What does a skin check entail?
A skin check is often a slightly longer appointment than your standard consultation. You will be required to remove your clothing down to your undergarments. You should not wear any makeup, fake tan or creams to your appointment. Your doctor will use magnifying tools to inspect all the areas of your skin thoroughly. If your doctor identifies any ‘spots’ that are suspicious of a skin cancer or pre-skin cancer, they may suggest a minor procedure such as a biopsy. This is when local anaesthetic is administered using a needle, and then a small sample of the skin is removed. This sample is sent to a laboratory where it is inspected under a microscope to check for cancerous cell changes.
What if I am diagnosed with a skin cancer?
There are many different treatment options for skin cancer. Your GP will advise the best treatment depending on the type of skin cancer and your own personal health factors.
BCCs are slow growing skin cancers that almost always are cured by treatment and very rarely metastasise (spread to other parts of the body). If left untreated however, they can grow and damage or destroy the skin and surrounding tissues, which may result in serious complications.
SCCs are also usually easily treated, however unlike BCCs, some can metastasise causing secondary tumours in other organs
Melanomas, if not detected early, have the capacity to metastasise easily causing secondary tumours in other parts of the body which may result in adverse health outcomes.
How do I book a skin check?

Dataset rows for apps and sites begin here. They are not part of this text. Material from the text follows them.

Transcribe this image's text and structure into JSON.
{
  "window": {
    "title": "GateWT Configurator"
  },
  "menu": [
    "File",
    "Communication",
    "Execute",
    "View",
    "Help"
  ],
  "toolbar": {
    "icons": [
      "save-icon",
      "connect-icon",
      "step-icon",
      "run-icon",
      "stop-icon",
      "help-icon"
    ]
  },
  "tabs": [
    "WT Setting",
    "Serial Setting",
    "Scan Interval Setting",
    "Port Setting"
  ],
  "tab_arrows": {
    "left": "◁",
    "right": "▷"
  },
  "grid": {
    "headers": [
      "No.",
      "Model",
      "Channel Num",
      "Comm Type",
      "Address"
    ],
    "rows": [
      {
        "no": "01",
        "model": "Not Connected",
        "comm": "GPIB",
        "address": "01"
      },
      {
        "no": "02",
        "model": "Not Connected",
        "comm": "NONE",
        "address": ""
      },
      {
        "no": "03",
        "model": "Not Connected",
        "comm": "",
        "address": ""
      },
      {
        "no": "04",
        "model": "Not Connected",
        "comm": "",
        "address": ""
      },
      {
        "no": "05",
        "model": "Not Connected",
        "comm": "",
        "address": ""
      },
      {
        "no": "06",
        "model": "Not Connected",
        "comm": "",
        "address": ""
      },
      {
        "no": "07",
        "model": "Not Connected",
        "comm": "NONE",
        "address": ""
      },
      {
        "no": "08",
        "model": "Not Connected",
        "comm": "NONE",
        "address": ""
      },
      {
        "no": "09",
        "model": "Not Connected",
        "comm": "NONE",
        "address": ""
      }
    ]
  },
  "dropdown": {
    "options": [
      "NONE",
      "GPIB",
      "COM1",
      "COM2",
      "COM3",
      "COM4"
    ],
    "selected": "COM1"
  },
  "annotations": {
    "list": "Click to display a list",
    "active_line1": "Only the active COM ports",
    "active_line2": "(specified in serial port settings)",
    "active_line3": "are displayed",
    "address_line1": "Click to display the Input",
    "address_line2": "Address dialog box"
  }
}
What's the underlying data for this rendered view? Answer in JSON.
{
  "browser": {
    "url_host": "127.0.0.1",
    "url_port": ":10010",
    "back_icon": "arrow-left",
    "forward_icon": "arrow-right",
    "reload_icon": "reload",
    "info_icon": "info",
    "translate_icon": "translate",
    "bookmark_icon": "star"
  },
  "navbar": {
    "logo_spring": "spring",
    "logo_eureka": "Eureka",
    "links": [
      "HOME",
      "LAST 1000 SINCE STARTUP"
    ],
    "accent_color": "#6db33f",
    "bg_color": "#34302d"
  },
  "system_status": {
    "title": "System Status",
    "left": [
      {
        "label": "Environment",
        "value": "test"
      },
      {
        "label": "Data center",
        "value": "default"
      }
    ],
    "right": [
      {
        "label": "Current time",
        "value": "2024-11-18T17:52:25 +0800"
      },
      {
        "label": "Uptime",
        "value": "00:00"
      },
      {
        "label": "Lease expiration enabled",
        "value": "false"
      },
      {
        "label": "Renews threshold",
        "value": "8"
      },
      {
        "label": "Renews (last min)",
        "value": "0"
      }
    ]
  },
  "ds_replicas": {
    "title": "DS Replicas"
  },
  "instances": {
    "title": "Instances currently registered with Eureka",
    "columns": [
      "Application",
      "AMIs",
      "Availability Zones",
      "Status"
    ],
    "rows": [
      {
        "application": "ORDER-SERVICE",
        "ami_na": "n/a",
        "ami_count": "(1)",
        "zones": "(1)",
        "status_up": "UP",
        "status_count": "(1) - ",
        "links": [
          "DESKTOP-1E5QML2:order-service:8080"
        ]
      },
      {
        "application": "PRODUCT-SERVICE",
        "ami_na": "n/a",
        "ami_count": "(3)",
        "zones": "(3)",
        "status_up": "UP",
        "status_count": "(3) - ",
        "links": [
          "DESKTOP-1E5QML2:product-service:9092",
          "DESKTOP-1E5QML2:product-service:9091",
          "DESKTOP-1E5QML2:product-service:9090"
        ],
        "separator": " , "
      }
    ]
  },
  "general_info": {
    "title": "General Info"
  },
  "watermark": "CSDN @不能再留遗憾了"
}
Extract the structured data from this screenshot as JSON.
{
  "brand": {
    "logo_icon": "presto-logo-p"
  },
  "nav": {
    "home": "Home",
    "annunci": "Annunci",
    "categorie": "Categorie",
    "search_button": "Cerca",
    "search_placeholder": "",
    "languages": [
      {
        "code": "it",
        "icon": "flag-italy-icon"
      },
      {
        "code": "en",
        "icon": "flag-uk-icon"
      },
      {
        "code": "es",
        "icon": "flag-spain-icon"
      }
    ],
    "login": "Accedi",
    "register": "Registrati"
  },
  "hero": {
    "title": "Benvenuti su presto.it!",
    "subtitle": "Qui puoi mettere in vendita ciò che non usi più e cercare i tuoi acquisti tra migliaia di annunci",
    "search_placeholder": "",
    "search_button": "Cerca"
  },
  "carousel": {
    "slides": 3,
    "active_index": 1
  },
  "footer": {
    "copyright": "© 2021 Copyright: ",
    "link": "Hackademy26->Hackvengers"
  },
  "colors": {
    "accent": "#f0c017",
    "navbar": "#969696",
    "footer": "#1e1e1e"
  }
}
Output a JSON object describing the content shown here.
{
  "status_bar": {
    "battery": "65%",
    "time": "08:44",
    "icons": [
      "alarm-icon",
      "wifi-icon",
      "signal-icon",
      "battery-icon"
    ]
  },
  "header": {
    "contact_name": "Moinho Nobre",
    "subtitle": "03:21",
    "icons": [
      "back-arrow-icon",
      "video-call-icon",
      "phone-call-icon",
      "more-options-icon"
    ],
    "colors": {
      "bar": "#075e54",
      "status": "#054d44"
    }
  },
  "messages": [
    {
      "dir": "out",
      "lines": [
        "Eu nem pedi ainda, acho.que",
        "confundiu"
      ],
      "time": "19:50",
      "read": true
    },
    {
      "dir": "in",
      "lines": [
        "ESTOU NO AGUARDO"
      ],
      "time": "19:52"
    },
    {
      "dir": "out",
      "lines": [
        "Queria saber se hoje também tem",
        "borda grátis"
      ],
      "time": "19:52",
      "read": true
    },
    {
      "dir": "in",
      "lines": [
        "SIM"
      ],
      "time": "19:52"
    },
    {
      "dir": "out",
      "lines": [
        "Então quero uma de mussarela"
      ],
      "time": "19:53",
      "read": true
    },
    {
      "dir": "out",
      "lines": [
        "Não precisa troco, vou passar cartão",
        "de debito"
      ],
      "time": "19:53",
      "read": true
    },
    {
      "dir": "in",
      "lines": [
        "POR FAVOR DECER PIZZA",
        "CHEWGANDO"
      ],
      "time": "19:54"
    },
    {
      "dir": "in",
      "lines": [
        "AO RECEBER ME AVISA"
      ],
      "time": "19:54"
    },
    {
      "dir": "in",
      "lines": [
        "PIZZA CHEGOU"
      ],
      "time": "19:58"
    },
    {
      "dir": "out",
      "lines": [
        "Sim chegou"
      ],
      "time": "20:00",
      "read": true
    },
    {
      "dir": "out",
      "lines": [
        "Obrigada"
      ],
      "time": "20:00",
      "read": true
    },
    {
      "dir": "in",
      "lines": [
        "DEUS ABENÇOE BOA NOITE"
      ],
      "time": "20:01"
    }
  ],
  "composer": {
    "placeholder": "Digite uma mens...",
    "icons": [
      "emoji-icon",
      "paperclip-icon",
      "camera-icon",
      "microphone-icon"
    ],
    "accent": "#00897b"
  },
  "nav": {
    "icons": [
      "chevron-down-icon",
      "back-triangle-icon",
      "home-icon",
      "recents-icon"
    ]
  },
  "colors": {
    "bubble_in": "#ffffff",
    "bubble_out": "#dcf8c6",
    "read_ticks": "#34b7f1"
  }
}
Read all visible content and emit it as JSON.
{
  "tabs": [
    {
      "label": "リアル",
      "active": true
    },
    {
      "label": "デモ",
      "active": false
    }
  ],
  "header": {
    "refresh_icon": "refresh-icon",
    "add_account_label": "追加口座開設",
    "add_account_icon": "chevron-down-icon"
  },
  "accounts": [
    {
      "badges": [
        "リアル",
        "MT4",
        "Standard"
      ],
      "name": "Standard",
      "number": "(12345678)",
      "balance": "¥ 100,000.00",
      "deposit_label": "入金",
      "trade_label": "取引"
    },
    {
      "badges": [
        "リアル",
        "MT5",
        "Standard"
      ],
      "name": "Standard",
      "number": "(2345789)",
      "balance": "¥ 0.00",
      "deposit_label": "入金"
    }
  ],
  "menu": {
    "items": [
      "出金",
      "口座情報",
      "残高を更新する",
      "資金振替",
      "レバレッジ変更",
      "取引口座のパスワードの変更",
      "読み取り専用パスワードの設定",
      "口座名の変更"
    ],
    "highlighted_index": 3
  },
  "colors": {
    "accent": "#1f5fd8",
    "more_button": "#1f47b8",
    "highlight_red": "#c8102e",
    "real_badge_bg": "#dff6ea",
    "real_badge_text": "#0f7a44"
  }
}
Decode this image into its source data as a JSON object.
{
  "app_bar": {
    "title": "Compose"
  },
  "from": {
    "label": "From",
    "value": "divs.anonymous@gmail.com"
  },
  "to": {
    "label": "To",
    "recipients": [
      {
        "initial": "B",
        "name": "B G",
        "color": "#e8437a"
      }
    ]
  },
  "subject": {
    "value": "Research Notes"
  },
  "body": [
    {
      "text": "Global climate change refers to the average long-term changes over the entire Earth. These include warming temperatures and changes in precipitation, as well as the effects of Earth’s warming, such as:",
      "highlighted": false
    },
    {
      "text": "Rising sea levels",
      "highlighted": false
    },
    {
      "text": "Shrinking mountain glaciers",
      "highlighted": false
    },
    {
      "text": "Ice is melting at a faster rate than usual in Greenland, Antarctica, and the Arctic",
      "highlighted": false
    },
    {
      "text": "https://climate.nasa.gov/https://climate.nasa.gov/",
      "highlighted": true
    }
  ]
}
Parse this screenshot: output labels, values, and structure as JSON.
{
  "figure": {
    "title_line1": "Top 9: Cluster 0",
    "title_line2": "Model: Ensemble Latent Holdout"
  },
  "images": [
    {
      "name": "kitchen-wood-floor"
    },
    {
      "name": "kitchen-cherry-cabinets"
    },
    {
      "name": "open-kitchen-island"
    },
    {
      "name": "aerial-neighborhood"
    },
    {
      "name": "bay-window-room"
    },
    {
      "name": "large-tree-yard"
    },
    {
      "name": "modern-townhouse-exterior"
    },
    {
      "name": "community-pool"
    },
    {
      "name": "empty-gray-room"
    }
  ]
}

Skin checks can be performed at any time of the year. If you would like your skin checked, are due for your annual GP skin check or are concerned about any spots on your skin phone your GP to book an appointment for a full skin check, or select ‘skin check’ when booking online.